Bottom Line: Post-VFD maternal plasma cortisol and CSF OT were compared to corresponding measures in non-VFD-exposed mothers.Pairing of maternal social rank to dyadic distance in VFD presumably reduces maternal contingent responsivity, with ensuing long-term sequelae.VFD-exposure dichotomizes maternal HPA-axis response as a function of social rank with relatively reduced cortisol in subordinates.

View Article: PubMed Central - PubMed

Affiliation: Department of Psychiatry and Behavioral Sciences, Nonhuman Primate Facility, State University of New York Downstate Medical Center , Brooklyn, NY , USA.

ABSTRACT

Background: Chronic stress may conceivably require plasticity of maternal physiology and behavior to cope with the conflicting primary demands of infant rearing and foraging for food. In addition, social rank may play a pivotal role in mandating divergent homeostatic adaptations in cohesive social groups. We examined cerebrospinal fluid (CSF) oxytocin (OT) levels and hypothalamic-pituitary adrenal (HPA) axis regulation in the context of maternal social stress and assessed the contribution of social rank to dyadic distance as reflective of distraction from normative maternal-infant interaction.

Methods: Twelve socially housed mother-infant bonnet macaque dyads were studied after variable foraging demand (VFD) exposure compared to 11 unstressed dyads. Dyadic distance was determined by behavioral observation. Social ranking was performed blindly by two observers. Post-VFD maternal plasma cortisol and CSF OT were compared to corresponding measures in non-VFD-exposed mothers.

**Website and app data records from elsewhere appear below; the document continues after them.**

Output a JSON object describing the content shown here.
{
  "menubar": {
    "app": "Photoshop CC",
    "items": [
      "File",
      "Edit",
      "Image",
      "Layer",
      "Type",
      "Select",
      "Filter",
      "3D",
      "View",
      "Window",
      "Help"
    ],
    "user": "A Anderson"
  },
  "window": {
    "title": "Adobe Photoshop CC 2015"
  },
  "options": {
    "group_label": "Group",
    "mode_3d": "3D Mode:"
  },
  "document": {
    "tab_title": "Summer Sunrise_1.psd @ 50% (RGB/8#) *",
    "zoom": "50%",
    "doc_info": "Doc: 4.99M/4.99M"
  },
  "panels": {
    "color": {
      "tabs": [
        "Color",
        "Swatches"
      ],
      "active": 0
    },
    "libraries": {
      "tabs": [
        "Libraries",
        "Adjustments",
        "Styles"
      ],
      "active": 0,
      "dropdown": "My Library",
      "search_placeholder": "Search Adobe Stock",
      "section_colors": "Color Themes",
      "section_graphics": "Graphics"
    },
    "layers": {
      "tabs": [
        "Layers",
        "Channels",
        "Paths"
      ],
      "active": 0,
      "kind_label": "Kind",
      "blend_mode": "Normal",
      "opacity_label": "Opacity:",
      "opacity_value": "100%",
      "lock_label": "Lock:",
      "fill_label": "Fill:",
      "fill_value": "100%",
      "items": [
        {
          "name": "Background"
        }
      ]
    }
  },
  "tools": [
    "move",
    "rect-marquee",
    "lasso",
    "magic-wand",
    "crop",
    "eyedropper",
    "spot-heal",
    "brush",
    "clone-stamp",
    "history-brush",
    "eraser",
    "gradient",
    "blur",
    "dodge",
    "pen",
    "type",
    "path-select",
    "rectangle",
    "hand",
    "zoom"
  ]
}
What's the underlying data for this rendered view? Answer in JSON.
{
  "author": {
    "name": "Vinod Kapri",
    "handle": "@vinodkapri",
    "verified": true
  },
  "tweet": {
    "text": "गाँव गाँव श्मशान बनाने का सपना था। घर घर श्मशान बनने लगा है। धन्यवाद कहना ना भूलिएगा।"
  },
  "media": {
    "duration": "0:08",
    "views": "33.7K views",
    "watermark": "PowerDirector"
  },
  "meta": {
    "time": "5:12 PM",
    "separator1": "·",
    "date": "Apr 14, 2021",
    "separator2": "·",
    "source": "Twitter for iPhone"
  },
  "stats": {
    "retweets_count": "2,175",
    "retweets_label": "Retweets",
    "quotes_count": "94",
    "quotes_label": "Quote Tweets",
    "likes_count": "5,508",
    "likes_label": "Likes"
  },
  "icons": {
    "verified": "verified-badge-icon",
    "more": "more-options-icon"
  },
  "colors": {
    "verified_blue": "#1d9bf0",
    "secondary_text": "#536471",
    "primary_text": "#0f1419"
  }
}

Results: High-social rank was associated with increased dyadic distance only in VFD-exposed dyads and not in control dyads. In mothers unexposed to VFD, social rank was not related to maternal cortisol levels, whereas VFD-exposed dominant versus subordinate mothers exhibited increased plasma cortisol. Maternal CSF OT directly predicted maternal cortisol only in VFD-exposed mothers. CSF OT was higher in dominant versus subordinate mothers. VFD-exposed mothers with "high" cortisol specifically exhibited CSF OT elevations in comparison to control groups.

Conclusion: Pairing of maternal social rank to dyadic distance in VFD presumably reduces maternal contingent responsivity, with ensuing long-term sequelae. VFD-exposure dichotomizes maternal HPA-axis response as a function of social rank with relatively reduced cortisol in subordinates. OT may serve as a homeostatic buffer during maternal stress exposure.

No MeSH data available.


Related in: MedlinePlus